While Napolitano argues that crackdowns on liberty such as those discussed above are both unconstitutional and ineffective, he courageously argues that, even if they worked, they would still be unjustified. He correctly notes that the Framers took this position as well; they would not have tolerated the indignities we endure every day for even one minute. "Less freedom," Napolitano says, "equals slavery" and would leave us with a nation not worth defending.
A Nation of Sheep’s attack on the sad state of government in America is not limited to the Bush Administration’s trampling of the Fourth Amendment, however. I focus on that aspect of the book only to emphasize the irony that we now live under a government — ironically also headed by a man named George — that shows the same disrespect for what our Founders deemed a fundamental right as the regime of George III. Napolitano also discusses the Administration’s assault on the Geneva Conventions, the right of habeas corpus, the freedom of the press, and other fundamental liberties. I recommend this book to anyone concerned about the state of constitutional government in America today.
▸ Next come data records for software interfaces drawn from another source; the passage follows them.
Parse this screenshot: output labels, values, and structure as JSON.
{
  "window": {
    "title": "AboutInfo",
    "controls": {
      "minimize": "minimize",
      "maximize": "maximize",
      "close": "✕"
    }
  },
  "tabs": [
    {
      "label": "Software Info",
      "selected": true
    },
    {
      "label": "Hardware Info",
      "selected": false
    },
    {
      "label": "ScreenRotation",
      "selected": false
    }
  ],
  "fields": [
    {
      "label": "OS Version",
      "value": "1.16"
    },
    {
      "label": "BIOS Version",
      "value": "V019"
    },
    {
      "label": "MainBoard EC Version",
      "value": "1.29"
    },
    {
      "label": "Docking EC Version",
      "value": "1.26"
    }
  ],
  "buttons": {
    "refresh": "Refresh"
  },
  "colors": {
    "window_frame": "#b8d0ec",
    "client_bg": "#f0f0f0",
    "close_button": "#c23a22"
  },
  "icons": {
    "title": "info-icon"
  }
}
Napolitano offers several suggestions for improving things, such as repealing the 16th Amendment, which gives the federal government the power to tax our incomes. This would leave the government with less money to wage war on other nations and our liberties. Napolitano’s bold overarching suggestion, however, is that Americans emulate the Founding Fathers and begin acting like wolves, not sheep. This can best be accomplished by electing the only wolf running for president, Congressman Ron Paul. Napolitano accurately describes Paul as the one candidate who does not "love power for its own sake, believe that Big Government should redistribute wealth, regard the Constitution as a quaint obstacle, and would enforce or disregard laws as they saw fit . . . without regard to our history, our values, or our natural rights."
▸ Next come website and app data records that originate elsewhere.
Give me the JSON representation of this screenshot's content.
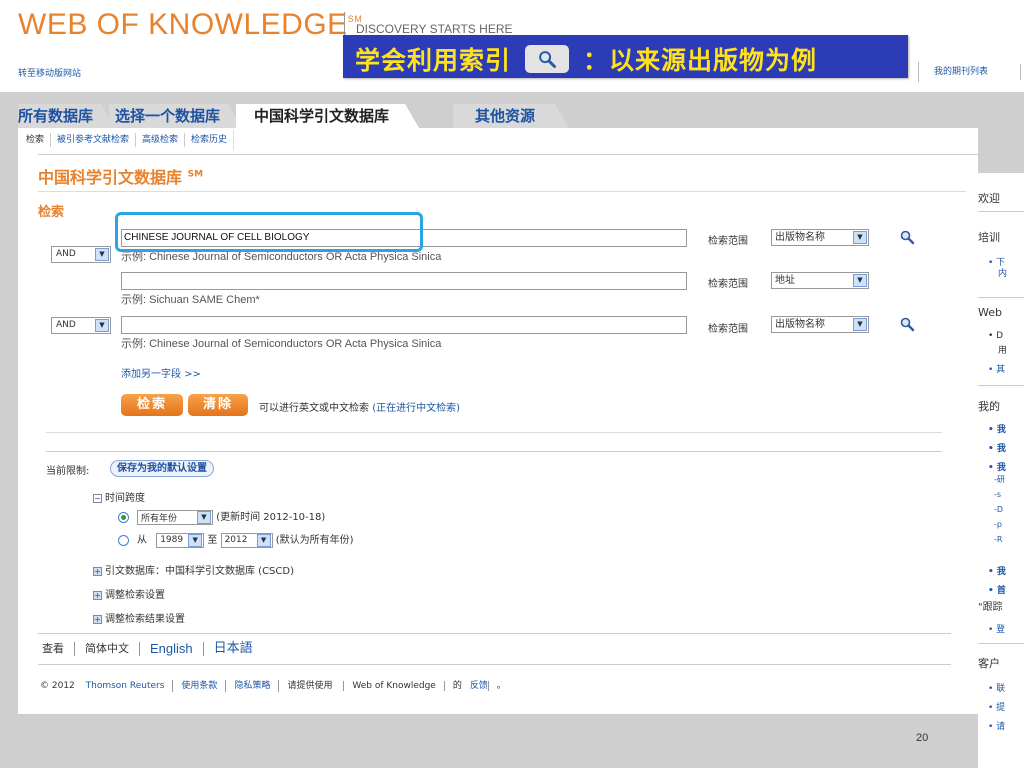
{
  "header": {
    "logo": "WEB OF KNOWLEDGE",
    "logo_mark": "SM",
    "tagline": "DISCOVERY STARTS HERE",
    "mobile_link": "转至移动版网站",
    "journal_list_link": "我的期刊列表"
  },
  "overlay": {
    "title_part1": "学会利用索引",
    "title_part2": "：以来源出版物为例"
  },
  "tabs": [
    {
      "label": "所有数据库"
    },
    {
      "label": "选择一个数据库"
    },
    {
      "label": "中国科学引文数据库"
    },
    {
      "label": "其他资源"
    }
  ],
  "subnav": [
    "检索",
    "被引参考文献检索",
    "高级检索",
    "检索历史"
  ],
  "db_title": "中国科学引文数据库",
  "db_title_mark": "SM",
  "search_heading": "检索",
  "fields": [
    {
      "value": "CHINESE JOURNAL OF CELL BIOLOGY",
      "example": "示例: Chinese Journal of Semiconductors OR Acta Physica Sinica",
      "scope_label": "检索范围",
      "scope": "出版物名称"
    },
    {
      "bool": "AND",
      "value": "",
      "example": "示例: Sichuan SAME Chem*",
      "scope_label": "检索范围",
      "scope": "地址"
    },
    {
      "bool": "AND",
      "value": "",
      "example": "示例: Chinese Journal of Semiconductors OR Acta Physica Sinica",
      "scope_label": "检索范围",
      "scope": "出版物名称"
    }
  ],
  "add_field": "添加另一字段 >>",
  "buttons": {
    "search": "检索",
    "clear": "清除"
  },
  "hint_text": "可以进行英文或中文检索",
  "hint_link": "(正在进行中文检索)",
  "limits": {
    "label": "当前限制:",
    "save_default": "保存为我的默认设置",
    "timespan_label": "时间跨度",
    "all_years": "所有年份",
    "update_info": "(更新时间 2012-10-18)",
    "from_label": "从",
    "from_year": "1989",
    "to_label": "至",
    "to_year": "2012",
    "default_note": "(默认为所有年份)",
    "citation_db": "引文数据库：中国科学引文数据库 (CSCD)",
    "adjust_search": "调整检索设置",
    "adjust_results": "调整检索结果设置"
  },
  "footer": {
    "view_label": "查看",
    "lang_zh": "简体中文",
    "lang_en": "English",
    "lang_ja": "日本語",
    "copyright": "© 2012",
    "thomson": "Thomson Reuters",
    "terms": "使用条款",
    "privacy": "隐私策略",
    "feedback_prefix": "请提供使用",
    "feedback_wok": "Web of Knowledge",
    "feedback_suffix": "的",
    "feedback_link": "反馈",
    "feedback_end": "。"
  },
  "sidebar": {
    "welcome": "欢迎",
    "training": "培训",
    "t1": "• 下",
    "t1b": "内",
    "web": "Web",
    "w1": "• D",
    "w1b": "用",
    "w2": "• 其",
    "my": "我的",
    "m1": "• 我",
    "m2": "• 我",
    "m3": "• 我",
    "m3a": "-研",
    "m3b": "-s",
    "m3c": "-D",
    "m3d": "-p",
    "m3e": "-R",
    "m4": "• 我",
    "m5": "• 首",
    "track": "\"跟踪",
    "m6": "• 登",
    "customer": "客户",
    "c1": "• 联",
    "c2": "• 提",
    "c3": "• 请"
  },
  "page_number": "20",
  "colors": {
    "accent_orange": "#e8822c",
    "link_blue": "#1e57a6",
    "overlay_bg": "#2b3cb6",
    "overlay_text": "#ffe11c",
    "highlight": "#2aa4e4"
  }
}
Andrew Young [send him mail] is a law student at the University of Louisville. He holds a B.A. in history from Kentucky Wesleyan College.